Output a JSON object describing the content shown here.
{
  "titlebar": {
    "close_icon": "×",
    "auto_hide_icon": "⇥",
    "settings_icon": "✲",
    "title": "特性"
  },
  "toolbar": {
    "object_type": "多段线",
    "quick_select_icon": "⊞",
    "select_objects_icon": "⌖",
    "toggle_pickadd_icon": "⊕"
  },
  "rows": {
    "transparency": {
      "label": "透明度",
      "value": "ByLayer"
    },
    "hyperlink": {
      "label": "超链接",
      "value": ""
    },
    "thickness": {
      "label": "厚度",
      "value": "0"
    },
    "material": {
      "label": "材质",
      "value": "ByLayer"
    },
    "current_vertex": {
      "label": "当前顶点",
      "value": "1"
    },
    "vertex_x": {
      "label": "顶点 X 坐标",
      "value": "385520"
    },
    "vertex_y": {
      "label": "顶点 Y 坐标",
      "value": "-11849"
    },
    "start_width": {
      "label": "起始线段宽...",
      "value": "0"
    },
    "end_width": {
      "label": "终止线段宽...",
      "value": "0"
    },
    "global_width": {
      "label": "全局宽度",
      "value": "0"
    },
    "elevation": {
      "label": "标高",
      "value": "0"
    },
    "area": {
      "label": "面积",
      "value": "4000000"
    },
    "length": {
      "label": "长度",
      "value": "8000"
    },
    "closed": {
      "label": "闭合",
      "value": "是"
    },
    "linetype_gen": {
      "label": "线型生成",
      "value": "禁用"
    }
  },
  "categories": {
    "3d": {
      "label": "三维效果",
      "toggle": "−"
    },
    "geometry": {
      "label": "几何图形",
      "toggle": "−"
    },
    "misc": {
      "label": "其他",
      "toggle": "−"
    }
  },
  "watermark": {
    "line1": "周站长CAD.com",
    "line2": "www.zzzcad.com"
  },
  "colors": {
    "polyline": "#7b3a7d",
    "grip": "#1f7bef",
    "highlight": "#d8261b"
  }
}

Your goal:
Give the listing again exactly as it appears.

Completed exercise:
Output a JSON object describing the content shown here.
{
  "titlebar": {
    "close_icon": "×",
    "auto_hide_icon": "⇥",
    "settings_icon": "✲",
    "title": "特性"
  },
  "toolbar": {
    "object_type": "多段线",
    "quick_select_icon": "⊞",
    "select_objects_icon": "⌖",
    "toggle_pickadd_icon": "⊕"
  },
  "rows": {
    "transparency": {
      "label": "透明度",
      "value": "ByLayer"
    },
    "hyperlink": {
      "label": "超链接",
      "value": ""
    },
    "thickness": {
      "label": "厚度",
      "value": "0"
    },
    "material": {
      "label": "材质",
      "value": "ByLayer"
    },
    "current_vertex": {
      "label": "当前顶点",
      "value": "1"
    },
    "vertex_x": {
      "label": "顶点 X 坐标",
      "value": "385520"
    },
    "vertex_y": {
      "label": "顶点 Y 坐标",
      "value": "-11849"
    },
    "start_width": {
      "label": "起始线段宽...",
      "value": "0"
    },
    "end_width": {
      "label": "终止线段宽...",
      "value": "0"
    },
    "global_width": {
      "label": "全局宽度",
      "value": "0"
    },
    "elevation": {
      "label": "标高",
      "value": "0"
    },
    "area": {
      "label": "面积",
      "value": "4000000"
    },
    "length": {
      "label": "长度",
      "value": "8000"
    },
    "closed": {
      "label": "闭合",
      "value": "是"
    },
    "linetype_gen": {
      "label": "线型生成",
      "value": "禁用"
    }
  },
  "categories": {
    "3d": {
      "label": "三维效果",
      "toggle": "−"
    },
    "geometry": {
      "label": "几何图形",
      "toggle": "−"
    },
    "misc": {
      "label": "其他",
      "toggle": "−"
    }
  },
  "watermark": {
    "line1": "周站长CAD.com",
    "line2": "www.zzzcad.com"
  },
  "colors": {
    "polyline": "#7b3a7d",
    "grip": "#1f7bef",
    "highlight": "#d8261b"
  }
}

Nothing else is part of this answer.